*Aim of the exercise*.
Each entry is to be printed again word for word.

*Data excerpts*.
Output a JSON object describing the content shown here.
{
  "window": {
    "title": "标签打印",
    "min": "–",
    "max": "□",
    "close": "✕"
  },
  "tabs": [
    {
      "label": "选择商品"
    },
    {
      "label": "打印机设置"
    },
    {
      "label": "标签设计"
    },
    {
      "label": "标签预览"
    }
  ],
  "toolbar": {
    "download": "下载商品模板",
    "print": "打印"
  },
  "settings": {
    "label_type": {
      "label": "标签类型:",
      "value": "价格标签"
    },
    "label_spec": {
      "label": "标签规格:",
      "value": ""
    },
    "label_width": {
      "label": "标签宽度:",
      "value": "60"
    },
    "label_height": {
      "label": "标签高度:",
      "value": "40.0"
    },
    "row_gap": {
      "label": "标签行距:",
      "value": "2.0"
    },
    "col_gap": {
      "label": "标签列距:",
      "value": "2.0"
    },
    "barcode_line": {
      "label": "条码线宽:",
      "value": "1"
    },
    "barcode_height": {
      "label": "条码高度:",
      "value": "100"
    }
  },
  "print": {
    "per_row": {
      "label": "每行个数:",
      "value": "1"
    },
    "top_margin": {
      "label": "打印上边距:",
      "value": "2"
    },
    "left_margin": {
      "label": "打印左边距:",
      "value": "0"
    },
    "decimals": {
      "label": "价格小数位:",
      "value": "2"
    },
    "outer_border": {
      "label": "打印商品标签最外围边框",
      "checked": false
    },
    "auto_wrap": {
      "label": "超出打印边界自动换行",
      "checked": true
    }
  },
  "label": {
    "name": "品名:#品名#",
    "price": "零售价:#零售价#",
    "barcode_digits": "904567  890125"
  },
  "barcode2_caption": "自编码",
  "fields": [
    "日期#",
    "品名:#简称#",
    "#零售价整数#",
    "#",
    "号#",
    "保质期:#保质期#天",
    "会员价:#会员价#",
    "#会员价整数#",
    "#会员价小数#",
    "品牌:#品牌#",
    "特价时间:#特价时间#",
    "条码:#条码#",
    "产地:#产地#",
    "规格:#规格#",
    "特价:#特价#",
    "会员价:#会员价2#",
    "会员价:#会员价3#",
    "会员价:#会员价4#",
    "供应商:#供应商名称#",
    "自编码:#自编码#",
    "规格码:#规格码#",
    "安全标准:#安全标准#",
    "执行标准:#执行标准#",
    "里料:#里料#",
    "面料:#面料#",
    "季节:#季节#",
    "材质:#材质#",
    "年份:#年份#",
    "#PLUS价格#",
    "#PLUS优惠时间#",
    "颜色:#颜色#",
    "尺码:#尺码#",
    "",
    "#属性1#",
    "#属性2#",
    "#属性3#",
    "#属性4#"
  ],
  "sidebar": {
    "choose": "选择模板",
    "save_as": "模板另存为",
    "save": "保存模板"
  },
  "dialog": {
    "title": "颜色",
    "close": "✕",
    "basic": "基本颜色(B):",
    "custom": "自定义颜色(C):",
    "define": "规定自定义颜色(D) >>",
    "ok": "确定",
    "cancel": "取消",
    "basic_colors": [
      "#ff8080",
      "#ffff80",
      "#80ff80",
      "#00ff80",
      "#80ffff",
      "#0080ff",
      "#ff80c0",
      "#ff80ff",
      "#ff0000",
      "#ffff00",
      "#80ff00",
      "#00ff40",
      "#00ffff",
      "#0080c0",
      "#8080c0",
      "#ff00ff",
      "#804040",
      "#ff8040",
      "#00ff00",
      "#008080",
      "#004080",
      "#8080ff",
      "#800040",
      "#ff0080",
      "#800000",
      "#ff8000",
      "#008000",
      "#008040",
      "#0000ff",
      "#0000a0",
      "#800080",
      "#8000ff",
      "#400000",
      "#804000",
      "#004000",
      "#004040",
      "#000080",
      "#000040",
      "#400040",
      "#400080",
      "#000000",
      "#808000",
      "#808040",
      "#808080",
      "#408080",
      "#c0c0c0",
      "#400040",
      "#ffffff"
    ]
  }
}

*Problem solution*.
Output a JSON object describing the content shown here.
{
  "window": {
    "title": "标签打印",
    "min": "–",
    "max": "□",
    "close": "✕"
  },
  "tabs": [
    {
      "label": "选择商品"
    },
    {
      "label": "打印机设置"
    },
    {
      "label": "标签设计"
    },
    {
      "label": "标签预览"
    }
  ],
  "toolbar": {
    "download": "下载商品模板",
    "print": "打印"
  },
  "settings": {
    "label_type": {
      "label": "标签类型:",
      "value": "价格标签"
    },
    "label_spec": {
      "label": "标签规格:",
      "value": ""
    },
    "label_width": {
      "label": "标签宽度:",
      "value": "60"
    },
    "label_height": {
      "label": "标签高度:",
      "value": "40.0"
    },
    "row_gap": {
      "label": "标签行距:",
      "value": "2.0"
    },
    "col_gap": {
      "label": "标签列距:",
      "value": "2.0"
    },
    "barcode_line": {
      "label": "条码线宽:",
      "value": "1"
    },
    "barcode_height": {
      "label": "条码高度:",
      "value": "100"
    }
  },
  "print": {
    "per_row": {
      "label": "每行个数:",
      "value": "1"
    },
    "top_margin": {
      "label": "打印上边距:",
      "value": "2"
    },
    "left_margin": {
      "label": "打印左边距:",
      "value": "0"
    },
    "decimals": {
      "label": "价格小数位:",
      "value": "2"
    },
    "outer_border": {
      "label": "打印商品标签最外围边框",
      "checked": false
    },
    "auto_wrap": {
      "label": "超出打印边界自动换行",
      "checked": true
    }
  },
  "label": {
    "name": "品名:#品名#",
    "price": "零售价:#零售价#",
    "barcode_digits": "904567  890125"
  },
  "barcode2_caption": "自编码",
  "fields": [
    "日期#",
    "品名:#简称#",
    "#零售价整数#",
    "#",
    "号#",
    "保质期:#保质期#天",
    "会员价:#会员价#",
    "#会员价整数#",
    "#会员价小数#",
    "品牌:#品牌#",
    "特价时间:#特价时间#",
    "条码:#条码#",
    "产地:#产地#",
    "规格:#规格#",
    "特价:#特价#",
    "会员价:#会员价2#",
    "会员价:#会员价3#",
    "会员价:#会员价4#",
    "供应商:#供应商名称#",
    "自编码:#自编码#",
    "规格码:#规格码#",
    "安全标准:#安全标准#",
    "执行标准:#执行标准#",
    "里料:#里料#",
    "面料:#面料#",
    "季节:#季节#",
    "材质:#材质#",
    "年份:#年份#",
    "#PLUS价格#",
    "#PLUS优惠时间#",
    "颜色:#颜色#",
    "尺码:#尺码#",
    "",
    "#属性1#",
    "#属性2#",
    "#属性3#",
    "#属性4#"
  ],
  "sidebar": {
    "choose": "选择模板",
    "save_as": "模板另存为",
    "save": "保存模板"
  },
  "dialog": {
    "title": "颜色",
    "close": "✕",
    "basic": "基本颜色(B):",
    "custom": "自定义颜色(C):",
    "define": "规定自定义颜色(D) >>",
    "ok": "确定",
    "cancel": "取消",
    "basic_colors": [
      "#ff8080",
      "#ffff80",
      "#80ff80",
      "#00ff80",
      "#80ffff",
      "#0080ff",
      "#ff80c0",
      "#ff80ff",
      "#ff0000",
      "#ffff00",
      "#80ff00",
      "#00ff40",
      "#00ffff",
      "#0080c0",
      "#8080c0",
      "#ff00ff",
      "#804040",
      "#ff8040",
      "#00ff00",
      "#008080",
      "#004080",
      "#8080ff",
      "#800040",
      "#ff0080",
      "#800000",
      "#ff8000",
      "#008000",
      "#008040",
      "#0000ff",
      "#0000a0",
      "#800080",
      "#8000ff",
      "#400000",
      "#804000",
      "#004000",
      "#004040",
      "#000080",
      "#000040",
      "#400040",
      "#400080",
      "#000000",
      "#808000",
      "#808040",
      "#808080",
      "#408080",
      "#c0c0c0",
      "#400040",
      "#ffffff"
    ]
  }
}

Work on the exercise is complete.